Former World Health Organization advisor and UCLA professor Paul R. Abramson spoke about the individual sexual rights of children and adults Monday night at Harold Frank Hall.
Abramson, a psychology professor who researches legal rights related to sexual acts, spoke about civil rights guaranteed to minors and the concept of sexual consent in the talk, entitled “Sex, Sex, and More Sex: Ensure Sexual Rights While Preventing Sexual Harm.” As the former editor of the Journal of Sex Research, Abramson has acted as the technical advisor for the World Health Organization’s Global Program on AIDS and has spent over 30 years serving as an expert witness for civil and criminal cases of sexual abuse.
At the start of Monday’s talk, which was sponsored by the Walter Capps Center, Abramson asked the audience if they believe minors have the legal right to date, kiss or take part in sexual activity without the consent of an adult guardian. For Abramson, the American legal system’s ability to guarantee such sexual rights to minors is a reflection of whether or not such rights are promised to everyone.
“From my perspective, the forefront of sexual rights is really the rights of kids,” Abramson said. “What are kids’ sexual rights? Do kids have constitutional rights? And if so, how do we implement those?”
While the American Constitution does not enumerate specific rights related to sex or procreation, Abramson said these rights are still promised to American citizens through the Constitution’s naming of the right to privacy and the Ninth Amendment’s promise of civil liberties not mentioned by the Constitution.
When addressing cases of sexual harm, such as rape and sexual harassment, Abramson said it is important to take into consideration the individual rights of those involved. However, the issue of sexual consent is more complicated since the age of consent varies from state to state. When an individual is impaired or cognitively challenged, such as someone who is mentally ill, sexual consent can be more difficult to determine.
“Consent is really a complicated construct because in order to give consent to sex, you have to have understanding of two parts of this equation — one of which you have to act with volition,” Abramson said. “That means you’re acting voluntarily. And the second part is that you’ve got to understand the knowledge and consequences of your act.”

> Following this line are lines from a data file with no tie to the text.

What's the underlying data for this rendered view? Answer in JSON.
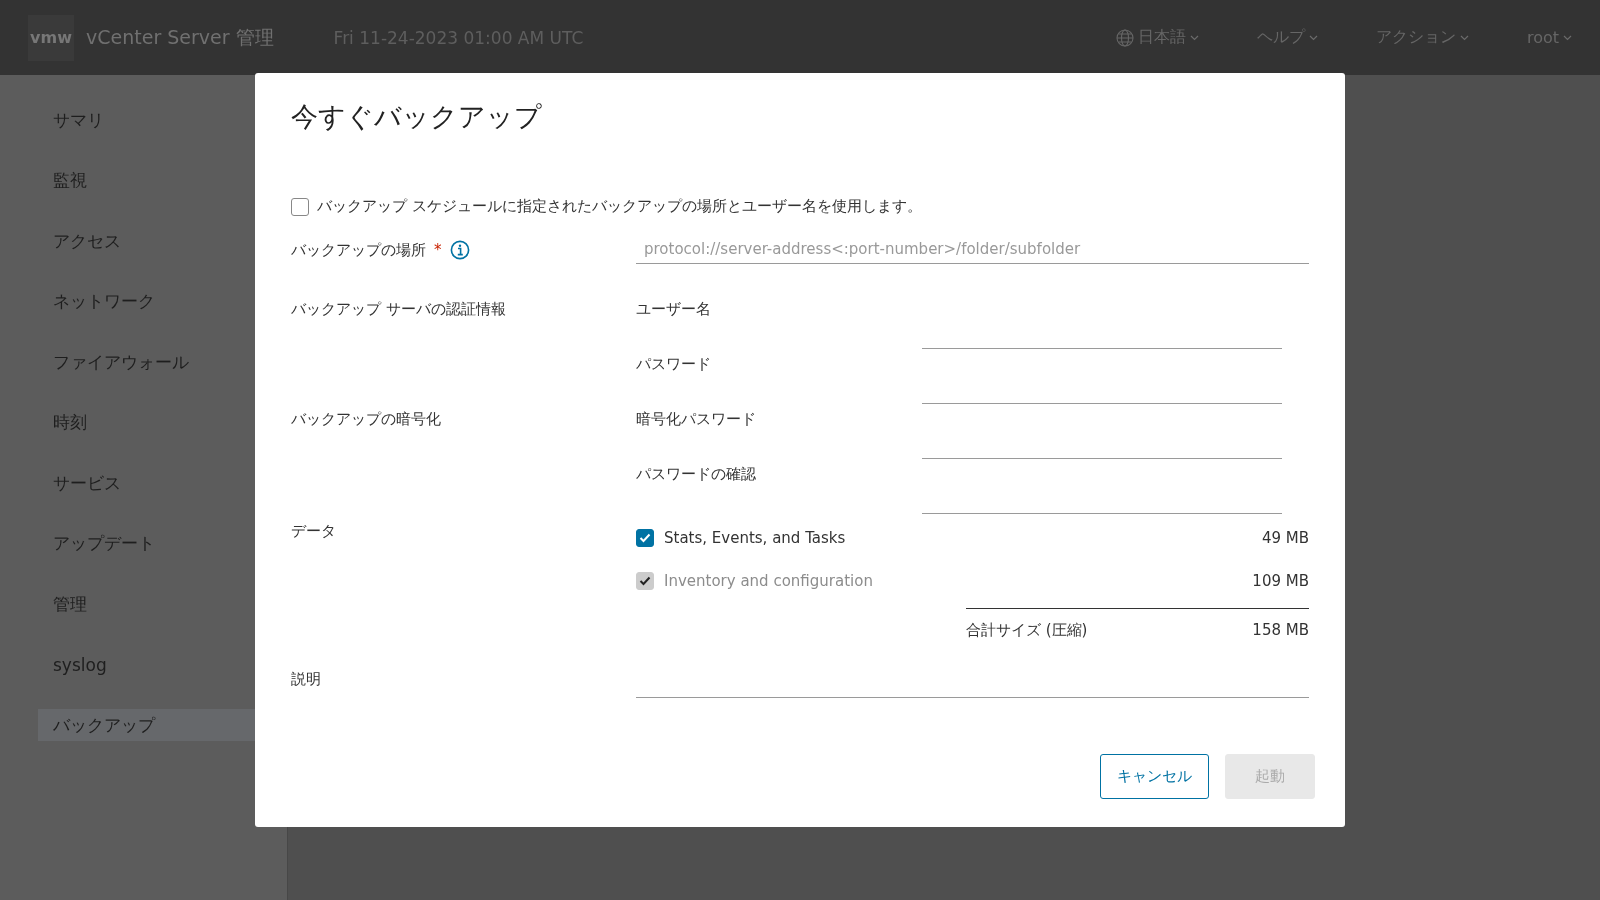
{
  "header": {
    "logo": "vmw",
    "title": "vCenter Server 管理",
    "datetime": "Fri 11-24-2023 01:00 AM UTC",
    "menus": [
      {
        "kind": "language",
        "label": "日本語"
      },
      {
        "kind": "plain",
        "label": "ヘルプ"
      },
      {
        "kind": "plain",
        "label": "アクション"
      },
      {
        "kind": "plain",
        "label": "root"
      }
    ]
  },
  "sidebar": {
    "items": [
      {
        "label": "サマリ",
        "selected": false
      },
      {
        "label": "監視",
        "selected": false
      },
      {
        "label": "アクセス",
        "selected": false
      },
      {
        "label": "ネットワーク",
        "selected": false
      },
      {
        "label": "ファイアウォール",
        "selected": false
      },
      {
        "label": "時刻",
        "selected": false
      },
      {
        "label": "サービス",
        "selected": false
      },
      {
        "label": "アップデート",
        "selected": false
      },
      {
        "label": "管理",
        "selected": false
      },
      {
        "label": "syslog",
        "selected": false
      },
      {
        "label": "バックアップ",
        "selected": true
      }
    ]
  },
  "dialog": {
    "title": "今すぐバックアップ",
    "schedule_checkbox": {
      "label": "バックアップ スケジュールに指定されたバックアップの場所とユーザー名を使用します。",
      "checked": false
    },
    "location": {
      "label": "バックアップの場所",
      "required_mark": "*",
      "placeholder": "protocol://server-address<:port-number>/folder/subfolder"
    },
    "credentials": {
      "label": "バックアップ サーバの認証情報",
      "fields": [
        {
          "label": "ユーザー名"
        },
        {
          "label": "パスワード"
        }
      ]
    },
    "encryption": {
      "label": "バックアップの暗号化",
      "fields": [
        {
          "label": "暗号化パスワード"
        },
        {
          "label": "パスワードの確認"
        }
      ]
    },
    "data": {
      "label": "データ",
      "items": [
        {
          "label": "Stats, Events, and Tasks",
          "size": "49 MB",
          "checked": true,
          "disabled": false
        },
        {
          "label": "Inventory and configuration",
          "size": "109 MB",
          "checked": true,
          "disabled": true
        }
      ],
      "total_label": "合計サイズ (圧縮)",
      "total_size": "158 MB"
    },
    "description": {
      "label": "説明"
    },
    "buttons": [
      {
        "label": "キャンセル",
        "kind": "secondary",
        "disabled": false
      },
      {
        "label": "起動",
        "kind": "primary",
        "disabled": true
      }
    ]
  }
}
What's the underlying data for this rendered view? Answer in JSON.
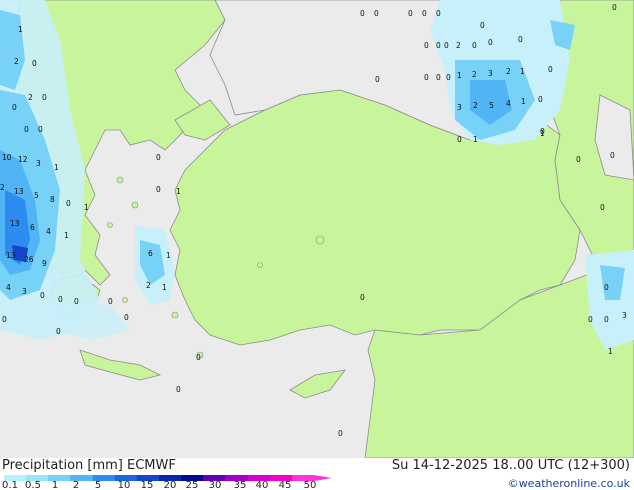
{
  "title_left": "Precipitation [mm] ECMWF",
  "title_right": "Su 14-12-2025 18..00 UTC (12+300)",
  "credit": "©weatheronline.co.uk",
  "legend": {
    "ticks": [
      "0.1",
      "0.5",
      "1",
      "2",
      "5",
      "10",
      "15",
      "20",
      "25",
      "30",
      "35",
      "40",
      "45",
      "50"
    ],
    "colors": [
      "#b4f0fa",
      "#96e6fa",
      "#78d2f8",
      "#50b4f5",
      "#2d8cf0",
      "#1e64dc",
      "#1446c8",
      "#0a28aa",
      "#000a8c",
      "#6400b4",
      "#a000c8",
      "#d200c8",
      "#f000c8",
      "#ff32dc"
    ]
  },
  "colors": {
    "land": "#c8f59b",
    "sea": "#ebebeb",
    "coast": "#8c8c8c",
    "rain_light": "#c8f0fa",
    "rain_mid": "#78d2f8",
    "rain_heavy": "#2d8cf0"
  },
  "map_values": {
    "top_right": [
      "0",
      "0",
      "0",
      "0",
      "0",
      "0",
      "0",
      "0",
      "0",
      "0",
      "0",
      "2",
      "0",
      "0",
      "0",
      "0",
      "0",
      "0",
      "1",
      "2",
      "3",
      "2",
      "1",
      "0",
      "3",
      "2",
      "5",
      "4",
      "1",
      "0",
      "0",
      "1",
      "0",
      "0",
      "0"
    ],
    "west": [
      "1",
      "2",
      "0",
      "2",
      "0",
      "0",
      "0",
      "0",
      "10",
      "12",
      "3",
      "1",
      "2",
      "13",
      "5",
      "8",
      "0",
      "1",
      "13",
      "6",
      "4",
      "1",
      "13",
      "26",
      "9",
      "4",
      "3",
      "0",
      "0",
      "0",
      "0",
      "0",
      "0",
      "0",
      "6",
      "1",
      "2",
      "1",
      "0",
      "0",
      "0",
      "0",
      "1",
      "0"
    ],
    "east": [
      "0",
      "0",
      "0",
      "1",
      "3",
      "1",
      "0",
      "0"
    ]
  }
}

Ahana Sarkar, first-year economics and accounting major, said the lecture highlighted individual sexual rights she had never thought about before.
“I thought it was a really interesting talk and it made me think about some things I didn’t think [about] before, like about the rights that kids and mentally ill people [have],” Sarkar said.
In addition to discussing the 1973 Supreme Court case Roe v. Wade, Abramson brought up the 1967 Supreme Court case of In re Gault, which ruled that minors accused of crimes should be given the same rights to due process as adults, including the right to counsel, the right against self-incrimination, the right to confront witnesses and right to the notifications of charges.
In the case that led to In re Gault, an Arizona sheriff took 15-year-old Gerald Gault into custody without notifying his parents. During that time, Arizona law did not promise juveniles in custody access to lawyers and instead, minors had their cases heard by a presiding judge. As a result, Gault was convicted without being represented and without being able to face his accuser, and he was ultimately sentenced to six years in juvenile detention. If an adult, the crime would have only resulted in a $50 fee and maximum 60 days in jail, according to Abramson.
Later in the talk, Abramson also discussed the importance of the Ninth Amendment and its protection of sexual rights not named by the Constitution. The Supreme Court has largely ignored this amendment because it is too complicated, according to Abramson, who said this has allowed the United States to sometimes ignore sexual rights.
One example of the U.S.’s failure to protect these rights, according to Abramson, is when the WHO put up sexually explicit billboards in other countries to prevent the spread of AIDS, while the United States refused to allow these signs to go up due to their provocative nature.
The only sexual right that Americans have, Abramson said, is the right to privacy, which was the result of the 1965 Supreme Court case Griswold v. Connecticut.
Toward the end of the talk, Abramson urged victims of sexual assault to come forward as their contributions to this dialogue could help prevent future sexual assaults.
“One of the things that I’ve also written about is the importance of truth and disclosure,” Abramson said. “You may not prevent the individual act, but you can prevent subsequent acts by disclosing … Disclosure is the critical thing you need to teach kids.”
Undergraduate assistant with the Walter H. Capps Center Alena Nelson, fourth-year sociology and global studies major, said the event is part of a quarterly series of free lectures put on by the Walter Capps Center that focuses on issues of ethics.
“We’re always looking for different speakers on important topics related to ethics because it relates to our mission statement at the Walter Capps Center,” Nelson said.
A version of this story appeared on page 3 of Wednesday, May 21, 2014’s print edition of the Daily Nexus.